If you took a poll in which you had to answer how good a lawyer you are, how would you rank yourself — below average, average, or above average? With the “illusory superiority” phenomenon at work, more than 50% of you would respond that you’re an above average lawyer. Now, you don’t have to be good at math to figure out that something’s not quite right here.
Because I care about my ATL readers, I’ve decided to make it my mission in this post to enlighten those of you below average lawyers as to your not-so-great-as-you-think-ness. The key to getting around illusory superiority is to not rely on your own fallible opinion of yourself. Instead, look to other more objective indications of your inferiority.
What are some signs that you may be a below average lawyer?
You CYA all the time. All lawyers CYA to some degree at work. I mean, we are lawyers after all. “Risk averse” is our middle name (in addition to “anal retentive” and “grammar police”). But there are some of you though who go to all lengths to not be held responsible for anything. These are people who hate to ever express a final legal recommendation or opinion on an issue, especially in writing. Their MO is to punt it somehow into someone else’s court and hope to God it never comes back. When forced to finally give a recommendation, they are only comfortable with the absolute safest option because if they recommend any other, something may go wrong and they may get blamed.
You hide behind formality and process. These lawyers overuse words like “whereas,” “hereinafter,” and “attached hereto.” Utilizing these anachronisms in contracts is bad enough. Is it really necessary to use them in regular conversation? Similar to the CYA lawyers described above, they also refuse to offer any type of advice or opinion unless corporate process is strictly followed: “Sorry, I can’t possibly provide an opinion on any part of the contract because I’m waiting for Bill in Accounting to let us know what his comments are to the antipenultimate word in Section 3(A)(II)(k)(8)(x) thereof….”

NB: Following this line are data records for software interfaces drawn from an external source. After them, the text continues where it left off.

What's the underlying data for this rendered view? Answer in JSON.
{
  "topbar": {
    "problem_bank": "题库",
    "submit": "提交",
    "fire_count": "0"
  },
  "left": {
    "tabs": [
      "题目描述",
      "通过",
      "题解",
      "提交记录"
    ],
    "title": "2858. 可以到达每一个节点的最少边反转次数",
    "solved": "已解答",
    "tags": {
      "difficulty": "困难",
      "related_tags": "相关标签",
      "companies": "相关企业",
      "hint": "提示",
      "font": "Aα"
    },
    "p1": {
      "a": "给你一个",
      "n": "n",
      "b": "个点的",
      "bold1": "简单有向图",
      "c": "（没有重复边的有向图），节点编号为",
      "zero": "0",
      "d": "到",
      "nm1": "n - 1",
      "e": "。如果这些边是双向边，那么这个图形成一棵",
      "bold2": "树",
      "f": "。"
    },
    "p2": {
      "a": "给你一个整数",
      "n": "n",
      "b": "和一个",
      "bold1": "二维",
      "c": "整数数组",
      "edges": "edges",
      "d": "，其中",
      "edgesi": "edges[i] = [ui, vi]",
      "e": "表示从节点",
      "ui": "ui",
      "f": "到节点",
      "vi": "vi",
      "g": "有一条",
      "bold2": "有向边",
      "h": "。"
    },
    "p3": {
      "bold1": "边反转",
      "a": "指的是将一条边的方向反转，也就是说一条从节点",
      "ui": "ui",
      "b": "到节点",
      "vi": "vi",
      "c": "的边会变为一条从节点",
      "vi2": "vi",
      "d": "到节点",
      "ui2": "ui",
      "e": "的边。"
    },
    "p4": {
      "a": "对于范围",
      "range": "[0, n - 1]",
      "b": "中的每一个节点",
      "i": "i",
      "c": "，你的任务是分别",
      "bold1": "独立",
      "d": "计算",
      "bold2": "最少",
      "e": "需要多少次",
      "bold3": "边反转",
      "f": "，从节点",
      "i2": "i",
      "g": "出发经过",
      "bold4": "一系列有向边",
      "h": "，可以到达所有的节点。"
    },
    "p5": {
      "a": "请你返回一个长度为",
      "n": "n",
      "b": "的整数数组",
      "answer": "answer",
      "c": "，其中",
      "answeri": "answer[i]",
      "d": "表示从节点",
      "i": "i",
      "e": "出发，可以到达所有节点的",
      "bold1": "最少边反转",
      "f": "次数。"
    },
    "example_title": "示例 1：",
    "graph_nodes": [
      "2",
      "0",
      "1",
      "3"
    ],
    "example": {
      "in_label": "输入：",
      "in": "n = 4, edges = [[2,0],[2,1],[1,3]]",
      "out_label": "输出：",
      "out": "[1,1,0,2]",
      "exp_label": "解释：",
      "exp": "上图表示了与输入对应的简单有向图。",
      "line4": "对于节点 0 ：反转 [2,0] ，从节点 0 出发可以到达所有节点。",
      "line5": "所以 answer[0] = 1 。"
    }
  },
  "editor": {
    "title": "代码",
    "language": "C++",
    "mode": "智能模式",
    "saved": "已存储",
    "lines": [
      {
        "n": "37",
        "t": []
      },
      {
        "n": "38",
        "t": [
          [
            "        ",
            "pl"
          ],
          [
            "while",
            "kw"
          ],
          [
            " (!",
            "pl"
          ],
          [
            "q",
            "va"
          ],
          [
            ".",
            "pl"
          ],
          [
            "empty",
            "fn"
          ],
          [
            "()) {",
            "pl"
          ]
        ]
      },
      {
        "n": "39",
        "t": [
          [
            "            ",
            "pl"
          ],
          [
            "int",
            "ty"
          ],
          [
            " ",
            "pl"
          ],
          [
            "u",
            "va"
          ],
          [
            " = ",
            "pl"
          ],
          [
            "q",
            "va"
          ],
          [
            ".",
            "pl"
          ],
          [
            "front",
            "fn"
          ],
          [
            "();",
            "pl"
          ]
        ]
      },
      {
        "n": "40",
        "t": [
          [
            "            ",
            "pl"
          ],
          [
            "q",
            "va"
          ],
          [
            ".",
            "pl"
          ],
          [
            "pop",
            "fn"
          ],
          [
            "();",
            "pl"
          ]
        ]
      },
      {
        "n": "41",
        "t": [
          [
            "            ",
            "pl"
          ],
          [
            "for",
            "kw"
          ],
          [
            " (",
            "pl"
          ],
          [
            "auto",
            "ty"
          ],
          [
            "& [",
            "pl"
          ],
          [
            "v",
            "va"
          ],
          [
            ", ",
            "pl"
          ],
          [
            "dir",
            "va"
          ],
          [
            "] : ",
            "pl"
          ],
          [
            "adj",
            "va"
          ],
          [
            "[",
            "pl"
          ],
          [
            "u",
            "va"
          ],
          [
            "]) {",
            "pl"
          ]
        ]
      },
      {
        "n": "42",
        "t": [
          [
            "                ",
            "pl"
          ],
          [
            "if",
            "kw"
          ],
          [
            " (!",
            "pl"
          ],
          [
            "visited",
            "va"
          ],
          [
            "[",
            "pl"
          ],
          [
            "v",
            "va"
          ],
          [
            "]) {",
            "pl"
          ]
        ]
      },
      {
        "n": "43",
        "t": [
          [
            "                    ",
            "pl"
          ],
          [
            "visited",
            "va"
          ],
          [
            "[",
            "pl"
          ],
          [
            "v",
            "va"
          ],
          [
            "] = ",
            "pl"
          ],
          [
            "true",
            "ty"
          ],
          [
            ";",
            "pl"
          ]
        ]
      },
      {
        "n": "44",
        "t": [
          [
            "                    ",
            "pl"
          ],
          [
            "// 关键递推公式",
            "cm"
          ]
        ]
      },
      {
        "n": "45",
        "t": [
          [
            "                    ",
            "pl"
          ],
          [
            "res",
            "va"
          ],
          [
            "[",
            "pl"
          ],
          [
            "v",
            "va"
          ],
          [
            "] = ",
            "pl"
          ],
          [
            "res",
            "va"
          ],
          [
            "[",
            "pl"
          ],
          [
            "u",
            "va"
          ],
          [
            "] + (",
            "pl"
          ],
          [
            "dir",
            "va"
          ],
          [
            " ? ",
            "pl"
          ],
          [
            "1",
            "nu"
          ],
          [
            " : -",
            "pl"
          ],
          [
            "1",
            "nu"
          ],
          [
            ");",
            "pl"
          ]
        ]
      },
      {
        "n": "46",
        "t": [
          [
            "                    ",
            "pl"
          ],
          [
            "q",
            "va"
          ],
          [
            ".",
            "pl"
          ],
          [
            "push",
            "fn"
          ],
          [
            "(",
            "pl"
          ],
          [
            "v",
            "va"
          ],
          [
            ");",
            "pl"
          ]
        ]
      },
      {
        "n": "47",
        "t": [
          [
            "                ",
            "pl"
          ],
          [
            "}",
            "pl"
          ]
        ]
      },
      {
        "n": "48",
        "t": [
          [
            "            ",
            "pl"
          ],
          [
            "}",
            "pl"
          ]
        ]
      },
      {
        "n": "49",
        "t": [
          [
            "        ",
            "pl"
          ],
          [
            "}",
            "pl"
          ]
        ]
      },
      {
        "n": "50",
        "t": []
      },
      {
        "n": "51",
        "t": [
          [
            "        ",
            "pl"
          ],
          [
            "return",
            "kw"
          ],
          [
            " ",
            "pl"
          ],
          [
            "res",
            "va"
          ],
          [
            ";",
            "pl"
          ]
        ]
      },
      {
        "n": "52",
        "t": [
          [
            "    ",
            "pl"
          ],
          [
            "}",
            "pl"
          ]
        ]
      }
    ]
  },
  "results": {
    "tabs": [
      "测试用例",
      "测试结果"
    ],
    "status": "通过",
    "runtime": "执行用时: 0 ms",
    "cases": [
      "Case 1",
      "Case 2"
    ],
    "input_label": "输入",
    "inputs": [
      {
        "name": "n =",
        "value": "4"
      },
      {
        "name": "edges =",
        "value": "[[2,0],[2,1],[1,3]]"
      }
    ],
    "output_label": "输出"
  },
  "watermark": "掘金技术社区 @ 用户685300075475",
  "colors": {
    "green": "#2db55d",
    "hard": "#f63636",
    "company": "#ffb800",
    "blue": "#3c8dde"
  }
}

You’re resistant to change. Some of you are comfortable only doing things the way they’ve been approved and done before — whether it’s contract templates or processes — regardless of the scenario. You become angry when others have the audacity to suggest that there may be better alternatives. This ship has been running fine this way for 25 years, you think. Why change now? Besides, typewriter ribbons are way cheaper than computers!
Clients don’t include you in their conversations. Even if you have excellent legal acumen, it’s not enough to be a good legal service provider. Good lawyers nurture soft skills that help them to win their clients’ trust and respect. If you find that business clients are constantly leaving you out of the conversation, are continually resistant to your advice, or just flat out don’t like you, then chances are it’s not them, it’s you. (In fact, it was also you, not her, when you and your girlfriend broke up. A “sorry” and soft skills could’ve helped there as well.)
You have no comments a lot of the time. Issues that arise and affect companies are varied and dynamic. If you’re reading proposals, reviewing contracts for new relationships, or evaluating a business plan for new issues, you should have more to say than, “Uh, looks good — make it so.” If you don’t have much to say most of the time, it’s not because you were lucky enough to have clients who possess an innate talent for avoiding legal issues. It means you either aren’t spotting the issues or aren’t understanding what’s being proposed.
You engage in unethical behavior. These behaviors can range from those that seem minor like telling small lies or making misleading statements to avoiding issues that you know you should address and even knowingly assisting your client in breaking the law or avoiding corporate compliance processes. Despite lawyer jokes to the contrary, companies expect their lawyers to guide them in ethical practices. White lies are for home for when your significant other asks you if the dress makes her butt look fat.
It’s never fun hear about your shortcomings. However, I’m not recommending that you work on improving yourself. I mean, if all of you below average lawyers become better practitioners, then the overall average of good lawyerness will increase, which just puts even more pressure on all of the rest of us to stay above average. Instead, what I’d really like you to do is add more incompetence to your practice and help lower that bar. Perhaps gossip about that upcoming restructuring in a crowded elevator or public establishment or shoot off some angry emails to a couple of colleagues? Shoot me an email if you’d like more suggestions on increasing your legal incompetence or feel free comment with your ideas own below.
Susan Moon is an in-house attorney at a travel and hospitality company. Her opinions are her own and not those of her company or anyone she works with. Susan may share both her own and others’ experiences (especially the experiences of those who have expressly indicated to her that they must not under any circumstances be shared on ATL). You can reach her at [email protected] and follow her on Twitter at @SusanMoon.